The highest praise you can give playwright Lucas Hnath is that he should now write a sequel to “A Streetcar Named Desire.” He’s up to the task, as evidenced by his arresting new comedy, “A Doll’s House, Part 2,” which opened Wednesday at the Golden Theatre.
An actress once asked Tennessee Williams what happened to Blanche du Bois. Williams replied that, after a brief stint in the sanitarium, she was doing fine and had opened a little shop. He didn’t specify if Blanche was selling hats or flowers.
Hnath isn’t Henrik Ibsen, so perhaps the Norwegian dramatist would disagree with what happens to Nora Helmer after she abruptly leaves her husband and three children to strike out on her own. According to this unauthorized Broadway sequel, Nora (Laurie Metcalf) is alone but doing better than fine.
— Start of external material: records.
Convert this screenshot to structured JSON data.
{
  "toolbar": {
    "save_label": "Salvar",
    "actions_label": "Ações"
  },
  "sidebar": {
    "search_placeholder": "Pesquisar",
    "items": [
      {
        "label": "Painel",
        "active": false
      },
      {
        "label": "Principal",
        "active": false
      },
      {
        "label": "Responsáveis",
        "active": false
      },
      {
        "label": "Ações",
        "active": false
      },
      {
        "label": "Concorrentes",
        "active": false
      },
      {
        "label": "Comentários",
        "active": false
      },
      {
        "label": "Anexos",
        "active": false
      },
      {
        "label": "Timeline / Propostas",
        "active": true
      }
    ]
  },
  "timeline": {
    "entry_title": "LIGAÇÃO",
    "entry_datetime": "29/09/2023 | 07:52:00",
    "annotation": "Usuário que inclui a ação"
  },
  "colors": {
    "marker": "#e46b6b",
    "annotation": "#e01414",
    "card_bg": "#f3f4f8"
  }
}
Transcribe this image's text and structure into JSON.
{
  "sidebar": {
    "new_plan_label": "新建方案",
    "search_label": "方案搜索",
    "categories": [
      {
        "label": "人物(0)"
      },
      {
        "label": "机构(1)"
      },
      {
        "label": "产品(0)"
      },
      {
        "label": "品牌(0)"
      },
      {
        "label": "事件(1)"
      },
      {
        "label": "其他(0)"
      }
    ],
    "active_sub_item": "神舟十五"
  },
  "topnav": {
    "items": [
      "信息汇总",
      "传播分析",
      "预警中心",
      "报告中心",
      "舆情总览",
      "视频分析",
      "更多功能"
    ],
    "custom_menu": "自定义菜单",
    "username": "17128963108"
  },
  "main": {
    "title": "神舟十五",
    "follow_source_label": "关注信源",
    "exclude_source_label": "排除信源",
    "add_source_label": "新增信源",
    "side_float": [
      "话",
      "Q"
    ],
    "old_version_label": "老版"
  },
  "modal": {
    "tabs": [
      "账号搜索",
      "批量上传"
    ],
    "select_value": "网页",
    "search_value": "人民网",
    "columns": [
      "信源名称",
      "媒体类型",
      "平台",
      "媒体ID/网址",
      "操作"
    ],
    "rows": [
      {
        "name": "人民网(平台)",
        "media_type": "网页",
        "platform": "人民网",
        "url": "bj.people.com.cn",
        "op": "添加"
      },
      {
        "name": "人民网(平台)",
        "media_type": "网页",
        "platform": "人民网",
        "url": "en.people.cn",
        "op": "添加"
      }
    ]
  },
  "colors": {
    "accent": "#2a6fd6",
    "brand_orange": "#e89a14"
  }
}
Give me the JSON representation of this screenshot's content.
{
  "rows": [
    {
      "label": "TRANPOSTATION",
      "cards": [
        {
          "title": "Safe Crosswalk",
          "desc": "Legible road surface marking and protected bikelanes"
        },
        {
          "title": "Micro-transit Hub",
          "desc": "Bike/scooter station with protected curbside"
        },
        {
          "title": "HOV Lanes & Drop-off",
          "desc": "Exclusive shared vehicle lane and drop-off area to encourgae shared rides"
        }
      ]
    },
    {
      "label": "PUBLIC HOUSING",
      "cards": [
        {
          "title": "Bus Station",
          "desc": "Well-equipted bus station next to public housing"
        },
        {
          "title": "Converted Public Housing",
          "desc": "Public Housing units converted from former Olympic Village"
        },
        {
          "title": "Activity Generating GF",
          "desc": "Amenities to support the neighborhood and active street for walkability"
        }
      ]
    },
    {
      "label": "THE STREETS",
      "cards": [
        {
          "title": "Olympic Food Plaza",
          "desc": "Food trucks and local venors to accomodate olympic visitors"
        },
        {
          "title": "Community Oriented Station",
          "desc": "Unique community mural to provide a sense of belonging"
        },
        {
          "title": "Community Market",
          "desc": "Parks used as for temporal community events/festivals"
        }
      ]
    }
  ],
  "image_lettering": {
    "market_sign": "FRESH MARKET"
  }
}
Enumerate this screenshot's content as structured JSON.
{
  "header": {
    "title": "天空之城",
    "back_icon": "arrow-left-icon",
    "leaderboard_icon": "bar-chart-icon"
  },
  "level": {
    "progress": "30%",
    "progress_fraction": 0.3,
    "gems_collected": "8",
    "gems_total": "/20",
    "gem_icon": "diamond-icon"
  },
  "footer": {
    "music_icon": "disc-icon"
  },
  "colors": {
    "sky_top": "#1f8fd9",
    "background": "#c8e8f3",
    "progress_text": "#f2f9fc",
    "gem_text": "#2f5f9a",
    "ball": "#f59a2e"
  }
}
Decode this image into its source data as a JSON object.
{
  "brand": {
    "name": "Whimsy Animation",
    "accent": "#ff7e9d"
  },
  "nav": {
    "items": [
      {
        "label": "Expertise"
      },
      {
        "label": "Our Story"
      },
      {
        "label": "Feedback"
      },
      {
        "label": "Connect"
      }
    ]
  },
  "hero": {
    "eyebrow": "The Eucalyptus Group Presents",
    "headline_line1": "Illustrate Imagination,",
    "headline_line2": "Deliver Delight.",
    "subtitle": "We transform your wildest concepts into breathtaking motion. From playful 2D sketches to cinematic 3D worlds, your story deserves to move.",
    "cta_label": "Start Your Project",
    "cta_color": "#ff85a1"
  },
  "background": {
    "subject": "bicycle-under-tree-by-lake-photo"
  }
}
She’s quite commercially successful in a profession best not revealed here, and the only reason she has returned to her husband’s house after 15 years is that she needs a divorce, quite to her surprise.
Torvald (Chris Cooper) never got around to divorcing her. It’s a problem. She has her own money now. She has her own life. She has enjoyed a number of affairs with men, and not having a divorce makes much of what she’s done in the last 15 years illegal in the eyes of the state.
Hnath has definitely studied his Ibsen, and the complicated story he has concocted not only makes continual references to what happens in “A Doll’s House” but seems to have sprung organically from it. Hnath’s language is a shocking departure from Ibsen’s, including his use of the occasional f-bomb, as is how the actors behave with each other on stage.
They’re four very different actors, and a major miracle of Sam Gold’s direction is that each of them comes from his or her own individual space to do battle. And that conflict of styles galvanizes the play.
The maid Anne Marie (Jayne Houdyshell) isn’t exactly happy she got stuck raising the three kids Nora left behind. Nora must be wondering if her daughter, Emmy (Condola Rashad), underwent a lobotomy. The young woman never reads and her ideas on marriage are primitive even by the standards of a pre-liberated Nora.
And Torvald makes a lot of sense for being such a dullard in the Ibsen play. Leaving, he says, is different from taking action, which involves staying and toughing it out. Nora, for her part, sees love and marriage as incompatible, and she’s at her best when she’s alone and not around people, thank you very much. The debates swirl as Nora ponders the few options she has (all bad) for getting Torvald to grant her a divorce.
Ibsen’s “A Doll’s House” was last revived on Broadway 20 years ago, with Janet McTeer offering a kind of “I Love Lucy” approach to the role; it made sense, Nora using all sorts of feminine wiles and trickery to get what she wants. Metcalf pretty much picks up where McTeer left off. Again, it’s a big, physical approach to the role, although all the flightiness of the young Nora/Lucy has been worn away to expose the naked drive of her determination.
Metcalf’s Nora is confrontational, and Houdyshell’s Anne Marie isn’t afraid to pick a fight when the two characters meet again after 15 years. This first scene of Hnath’s play emerges as a very broad comedy about two women of very different economic stations who talk right past each other.
Hnath keeps defying our expectations, and his making the maid a force to be reckoned with is delicious. Having Torvald not recognize Nora is also a masterstroke. He never saw her when they were married, he doesn’t see her now that she has returned. Also, because Metcalf is playing the role so broadly, it infuriates this Nora that Cooper plays his Torvald so small. It’s as though he’s declared victory by forfeiting the fight.
Most unusual is their daughter Emmy. That Rashad is black is almost beside the point. Whatever quality you might expect Emmy to have toward her long-lost mother — resentment, anger, diffidence — it’s not there. Like Cooper, Rashad seemingly steps from another production to offer a dreamy, upbeat assessment of her life that has to be everything Nora did not want for her daughter.
These fine actors’ very different approaches to their roles are what Hnath’s script calls for. That they rub together to produce such humor and warmth is the achievement of a master director. With his “Glass Menagerie” revival and now “A Doll’s House, Part 2,” Gold has delivered two great nights in the theater this season.